That posh new hotel in Washington, D.C., is the closest Republican Donald Trump should ever get to the White House. For the good of the republic, we urge voters to support Democrat Hillary Clinton on Nov. 8.
False equivalence has dominated this maddeningly long election cycle. Clinton is not without her faults. Her private email server while secretary of state, for example, proves Clinton's distaste for transparency.
But Trump -- the man is nothing short of a racist, misogynist demagogue with no respect for the rule of law. The foibles of the two candidates aren't even in the same galaxy. Clinton bends the rules with lawyerly imprecision slathered in hubris and entitlement. Trump stomps on the Constitution one amendment at a time.
His Muslim ban helped propel his fear-based primary campaign. The man, and his supporters, see fit to impose a religious test on immigrants, a clear affront to the First Amendment. His attacks on the constitutionally protected free press -- and increasingly aggressive language about the media -- has exposed him as a whiny political hack who is incapable of owning his mistakes. The same goes for his striking willingness to reject democracy itself through bogus allegations of a "rigged" election.

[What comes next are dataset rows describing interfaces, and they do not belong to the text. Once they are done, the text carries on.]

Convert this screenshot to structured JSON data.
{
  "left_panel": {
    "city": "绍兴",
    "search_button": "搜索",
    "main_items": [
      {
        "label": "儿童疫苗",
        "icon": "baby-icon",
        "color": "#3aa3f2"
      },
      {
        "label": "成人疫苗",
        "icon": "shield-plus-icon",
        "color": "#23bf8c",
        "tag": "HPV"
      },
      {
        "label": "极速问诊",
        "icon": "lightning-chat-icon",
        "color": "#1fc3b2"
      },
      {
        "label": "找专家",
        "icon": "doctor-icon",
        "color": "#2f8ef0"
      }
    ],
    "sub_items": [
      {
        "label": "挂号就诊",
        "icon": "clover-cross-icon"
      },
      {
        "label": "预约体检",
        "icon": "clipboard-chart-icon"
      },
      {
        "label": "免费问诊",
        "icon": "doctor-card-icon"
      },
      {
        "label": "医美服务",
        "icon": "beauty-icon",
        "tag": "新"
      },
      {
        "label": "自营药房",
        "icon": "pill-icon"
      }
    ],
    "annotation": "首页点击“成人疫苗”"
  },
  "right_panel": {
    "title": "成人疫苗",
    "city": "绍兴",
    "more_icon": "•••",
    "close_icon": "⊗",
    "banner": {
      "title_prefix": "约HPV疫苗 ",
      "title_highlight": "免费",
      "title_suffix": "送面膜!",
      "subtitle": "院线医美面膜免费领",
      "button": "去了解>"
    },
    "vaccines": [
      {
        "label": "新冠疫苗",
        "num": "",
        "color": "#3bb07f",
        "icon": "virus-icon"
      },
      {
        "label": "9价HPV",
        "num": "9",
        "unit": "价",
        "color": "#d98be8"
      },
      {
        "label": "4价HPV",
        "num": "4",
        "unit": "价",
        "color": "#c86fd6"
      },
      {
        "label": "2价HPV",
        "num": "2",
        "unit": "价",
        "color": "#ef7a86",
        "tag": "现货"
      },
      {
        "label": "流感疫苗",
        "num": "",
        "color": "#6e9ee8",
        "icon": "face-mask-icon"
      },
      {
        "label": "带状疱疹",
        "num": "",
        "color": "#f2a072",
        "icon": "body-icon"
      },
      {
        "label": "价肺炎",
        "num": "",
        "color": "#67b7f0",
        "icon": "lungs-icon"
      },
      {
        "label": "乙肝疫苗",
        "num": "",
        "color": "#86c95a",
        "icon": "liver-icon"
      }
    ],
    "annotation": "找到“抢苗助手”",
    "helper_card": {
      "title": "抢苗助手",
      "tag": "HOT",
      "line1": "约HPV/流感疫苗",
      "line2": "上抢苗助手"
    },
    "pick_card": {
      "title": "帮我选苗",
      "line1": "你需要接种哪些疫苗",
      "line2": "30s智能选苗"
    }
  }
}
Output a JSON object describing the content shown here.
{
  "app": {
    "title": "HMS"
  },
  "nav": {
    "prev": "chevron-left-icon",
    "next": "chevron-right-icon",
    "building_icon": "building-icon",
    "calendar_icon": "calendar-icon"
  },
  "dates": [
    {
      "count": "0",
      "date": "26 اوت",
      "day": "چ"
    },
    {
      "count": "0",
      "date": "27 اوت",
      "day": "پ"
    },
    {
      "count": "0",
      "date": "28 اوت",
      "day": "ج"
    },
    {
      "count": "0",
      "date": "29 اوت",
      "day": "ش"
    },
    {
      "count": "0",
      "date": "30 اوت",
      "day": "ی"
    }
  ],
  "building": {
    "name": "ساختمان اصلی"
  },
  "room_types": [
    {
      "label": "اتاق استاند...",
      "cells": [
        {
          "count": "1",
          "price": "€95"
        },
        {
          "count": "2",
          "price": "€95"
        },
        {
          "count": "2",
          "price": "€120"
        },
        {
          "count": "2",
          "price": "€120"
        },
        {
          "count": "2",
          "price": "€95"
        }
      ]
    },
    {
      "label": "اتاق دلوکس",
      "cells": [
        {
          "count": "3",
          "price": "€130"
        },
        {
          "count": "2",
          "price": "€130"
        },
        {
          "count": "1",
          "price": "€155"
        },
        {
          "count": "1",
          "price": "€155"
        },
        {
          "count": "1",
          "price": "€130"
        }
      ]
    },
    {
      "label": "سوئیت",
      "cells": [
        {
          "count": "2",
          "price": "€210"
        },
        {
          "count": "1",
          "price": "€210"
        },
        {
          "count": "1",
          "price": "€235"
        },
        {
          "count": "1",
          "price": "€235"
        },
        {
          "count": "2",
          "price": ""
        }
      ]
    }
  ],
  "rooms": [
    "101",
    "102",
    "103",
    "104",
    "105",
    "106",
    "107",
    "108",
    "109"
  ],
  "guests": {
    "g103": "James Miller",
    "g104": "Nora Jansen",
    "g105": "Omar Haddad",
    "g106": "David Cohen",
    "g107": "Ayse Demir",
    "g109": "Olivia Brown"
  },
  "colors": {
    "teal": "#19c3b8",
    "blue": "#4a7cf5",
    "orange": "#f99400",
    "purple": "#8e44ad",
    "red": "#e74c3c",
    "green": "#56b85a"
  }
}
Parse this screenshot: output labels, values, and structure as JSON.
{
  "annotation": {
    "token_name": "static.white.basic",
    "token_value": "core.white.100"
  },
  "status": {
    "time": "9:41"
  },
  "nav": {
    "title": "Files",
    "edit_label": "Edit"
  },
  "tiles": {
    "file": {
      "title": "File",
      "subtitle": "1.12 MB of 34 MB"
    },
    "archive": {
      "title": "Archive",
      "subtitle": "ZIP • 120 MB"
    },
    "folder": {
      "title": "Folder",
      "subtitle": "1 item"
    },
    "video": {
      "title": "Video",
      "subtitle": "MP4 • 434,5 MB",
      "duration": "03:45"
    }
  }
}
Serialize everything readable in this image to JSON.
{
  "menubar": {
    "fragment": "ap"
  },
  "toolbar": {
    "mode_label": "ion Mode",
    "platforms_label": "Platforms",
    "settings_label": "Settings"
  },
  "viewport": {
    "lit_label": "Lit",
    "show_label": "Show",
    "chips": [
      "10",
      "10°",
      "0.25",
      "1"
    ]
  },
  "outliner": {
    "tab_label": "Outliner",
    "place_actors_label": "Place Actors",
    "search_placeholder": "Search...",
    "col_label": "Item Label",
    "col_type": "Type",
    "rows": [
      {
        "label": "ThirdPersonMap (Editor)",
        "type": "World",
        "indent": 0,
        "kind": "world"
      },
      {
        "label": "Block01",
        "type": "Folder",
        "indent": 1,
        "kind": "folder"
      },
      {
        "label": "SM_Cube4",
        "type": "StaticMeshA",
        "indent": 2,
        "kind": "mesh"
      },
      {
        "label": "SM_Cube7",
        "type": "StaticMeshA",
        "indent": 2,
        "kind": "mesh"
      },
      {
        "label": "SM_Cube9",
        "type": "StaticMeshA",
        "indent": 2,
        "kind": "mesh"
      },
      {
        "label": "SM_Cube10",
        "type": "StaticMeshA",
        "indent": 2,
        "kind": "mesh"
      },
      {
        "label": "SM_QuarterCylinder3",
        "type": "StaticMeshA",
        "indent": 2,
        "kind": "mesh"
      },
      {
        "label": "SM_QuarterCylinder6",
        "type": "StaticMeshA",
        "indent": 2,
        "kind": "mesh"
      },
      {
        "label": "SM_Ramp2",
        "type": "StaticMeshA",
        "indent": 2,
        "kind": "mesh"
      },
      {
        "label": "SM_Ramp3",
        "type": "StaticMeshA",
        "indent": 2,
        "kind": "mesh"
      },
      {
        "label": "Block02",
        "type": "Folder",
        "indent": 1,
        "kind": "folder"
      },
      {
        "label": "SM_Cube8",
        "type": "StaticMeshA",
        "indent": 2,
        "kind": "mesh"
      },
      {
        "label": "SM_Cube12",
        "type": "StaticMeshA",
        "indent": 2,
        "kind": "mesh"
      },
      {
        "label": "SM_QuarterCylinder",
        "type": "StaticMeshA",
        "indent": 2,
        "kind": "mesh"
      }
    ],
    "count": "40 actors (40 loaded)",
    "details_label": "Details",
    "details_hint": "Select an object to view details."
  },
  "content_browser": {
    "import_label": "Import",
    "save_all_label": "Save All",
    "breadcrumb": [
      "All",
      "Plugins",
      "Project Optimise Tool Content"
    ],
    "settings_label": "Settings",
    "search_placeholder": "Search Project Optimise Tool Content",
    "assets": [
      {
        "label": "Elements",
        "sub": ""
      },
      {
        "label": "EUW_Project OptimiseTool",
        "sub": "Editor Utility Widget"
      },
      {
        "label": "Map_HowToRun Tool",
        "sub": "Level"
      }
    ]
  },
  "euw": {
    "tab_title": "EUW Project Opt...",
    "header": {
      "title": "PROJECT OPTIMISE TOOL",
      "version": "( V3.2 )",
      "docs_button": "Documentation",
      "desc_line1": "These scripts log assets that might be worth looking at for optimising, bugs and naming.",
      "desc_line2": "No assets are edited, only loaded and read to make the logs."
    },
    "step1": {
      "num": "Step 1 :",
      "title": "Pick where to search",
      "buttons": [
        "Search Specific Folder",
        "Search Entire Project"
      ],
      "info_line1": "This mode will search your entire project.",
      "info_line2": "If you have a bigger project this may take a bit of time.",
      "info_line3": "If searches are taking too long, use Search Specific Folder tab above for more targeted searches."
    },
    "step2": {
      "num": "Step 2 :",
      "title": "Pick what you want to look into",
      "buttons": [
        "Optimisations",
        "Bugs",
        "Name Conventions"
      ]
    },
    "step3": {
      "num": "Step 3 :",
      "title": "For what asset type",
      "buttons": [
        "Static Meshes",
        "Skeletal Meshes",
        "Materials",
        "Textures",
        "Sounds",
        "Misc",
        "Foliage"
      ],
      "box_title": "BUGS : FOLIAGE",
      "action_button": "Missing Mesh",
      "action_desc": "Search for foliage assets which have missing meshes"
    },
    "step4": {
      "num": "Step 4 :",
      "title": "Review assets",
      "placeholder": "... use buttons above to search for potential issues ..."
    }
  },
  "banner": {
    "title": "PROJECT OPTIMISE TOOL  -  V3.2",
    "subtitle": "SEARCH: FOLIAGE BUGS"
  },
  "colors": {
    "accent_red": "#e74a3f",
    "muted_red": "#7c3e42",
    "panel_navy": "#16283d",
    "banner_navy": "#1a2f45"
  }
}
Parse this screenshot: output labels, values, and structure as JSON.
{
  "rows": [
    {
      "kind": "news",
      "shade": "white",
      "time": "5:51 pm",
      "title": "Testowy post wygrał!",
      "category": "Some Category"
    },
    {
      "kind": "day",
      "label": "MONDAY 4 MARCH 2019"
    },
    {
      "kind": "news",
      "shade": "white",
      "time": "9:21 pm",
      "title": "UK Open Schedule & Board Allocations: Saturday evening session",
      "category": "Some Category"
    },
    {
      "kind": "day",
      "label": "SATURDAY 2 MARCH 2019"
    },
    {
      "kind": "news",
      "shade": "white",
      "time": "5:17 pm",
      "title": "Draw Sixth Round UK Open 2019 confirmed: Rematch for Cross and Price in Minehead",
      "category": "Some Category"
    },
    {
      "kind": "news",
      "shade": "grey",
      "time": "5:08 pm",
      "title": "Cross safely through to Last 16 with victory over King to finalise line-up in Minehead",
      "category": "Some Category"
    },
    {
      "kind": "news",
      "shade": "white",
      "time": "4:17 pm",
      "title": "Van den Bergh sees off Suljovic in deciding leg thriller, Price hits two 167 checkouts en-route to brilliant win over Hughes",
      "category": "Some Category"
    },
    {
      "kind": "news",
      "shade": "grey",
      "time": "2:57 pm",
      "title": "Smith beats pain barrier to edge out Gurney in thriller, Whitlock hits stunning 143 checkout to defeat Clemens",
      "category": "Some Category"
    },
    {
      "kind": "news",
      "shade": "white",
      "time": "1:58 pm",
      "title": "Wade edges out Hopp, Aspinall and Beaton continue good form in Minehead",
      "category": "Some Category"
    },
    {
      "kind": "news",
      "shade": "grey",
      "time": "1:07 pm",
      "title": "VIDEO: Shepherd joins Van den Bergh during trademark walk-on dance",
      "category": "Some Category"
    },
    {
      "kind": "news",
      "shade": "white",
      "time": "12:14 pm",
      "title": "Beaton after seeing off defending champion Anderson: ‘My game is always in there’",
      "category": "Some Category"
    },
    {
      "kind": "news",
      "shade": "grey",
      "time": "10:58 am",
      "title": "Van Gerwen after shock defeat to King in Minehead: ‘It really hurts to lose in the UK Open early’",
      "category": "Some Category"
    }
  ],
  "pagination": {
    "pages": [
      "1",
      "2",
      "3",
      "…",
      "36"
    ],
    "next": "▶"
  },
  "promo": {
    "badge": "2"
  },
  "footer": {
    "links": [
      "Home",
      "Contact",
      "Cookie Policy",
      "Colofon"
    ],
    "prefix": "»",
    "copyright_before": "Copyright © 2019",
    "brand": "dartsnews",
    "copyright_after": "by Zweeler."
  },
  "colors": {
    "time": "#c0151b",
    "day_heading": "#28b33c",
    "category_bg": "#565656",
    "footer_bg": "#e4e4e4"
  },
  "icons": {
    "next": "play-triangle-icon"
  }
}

Trump treats women like sex objects. He's chided veterans. He's leveled generalized accusations on anyone without a lily white complexion. He's stoked right-wing paranoia. He's rejected science and fact-finding. He's endorsed war crimes. He's taken a page from Stalin and threatened to imprison political opponents.
Trump is, by all measures, a self-important plutocrat claiming to speak for the commoner.
The president wields incredible power in the U.S. system. Congress has shown only fecklessness throughout the past six years. That's a combustible element when mixed with a lawless firebrand such as Trump in the White House.
It's true that much of rural America has been left to post-industrial rot, voiceless amid the growing power of coastal metropolises. But blaming those with the least power is not only objectively wrong, it's the classic default position for a long line of carnival barkers.
Trump's policies are little but a constantly shifting stream of ideas blurted out without much thought to appease his most rabid apostles. The braggart-in-chief has hijacked the GOP and married its economic principles with prejudice and protectionism. Trump claims he can ax trillions in taxes while building out infrastructure and the military. It simply doesn't square. Trump has displayed a worrisome adoration for Russian dictator Vladimir Putin. U.S. allies are rightly concerned about his lack of commitment to long-established friendships.
At the very least, Clinton deals in reality. She discusses climate change as the very real threat that it is. Her immigration policy is workable and humane. Her calls for free or low-cost community college are an actual solution for the blight that's overrun post-industrial small town America. Her requirements for a Supreme Court justice protect the rights of all Americans, including women, homosexuals and voters of color. Clinton's foreign policy chops are second to none.
It's imperative that Clinton learn from her mistakes as a member of the U.S. Senate and, later, secretary of state. In both cases, her willingness to wage war has proven itself foolhardy.
Few politicians have weathered almost three decades of politically motivated investigations, witch hunts and sexist taunts.
If nothing else, Trump has exposed the deep-seated prejudices that fester at America's core. Going forward, the lessons of Trump must be dealt with, particularly within the GOP. A right-wing insurgency this year cost Republicans an opportunity against a very beatable Democratic opponent.
Yes, Clinton has flipped on free trade. Yes, her cozy relationship with Wall Street is a cause for concern. But the more of the same that Clinton offers -- while not exciting -- shines bright against the xenophobic darkness offered by Trump. Those Republicans who have doggedly supported him come hell or high water, including Gov. Terry Branstad and Sens. Chuck Grassley and Joni Ernst, are an embarrassment.
Trump offers only contempt for cultural diversity, science and the rule of law.
There's just one serious candidate seeking the White House. And that's Hillary Clinton.
Local editorials represent the opinion of the Quad-City Times editorial board, which consists of Publisher Deb Anselm, Executive Editor Autumn Phillips, Editorial Page Editor Jon Alexander, City Editor Dan Bowerman, Associate Editor Bill Wundram and community representative John Wetzel.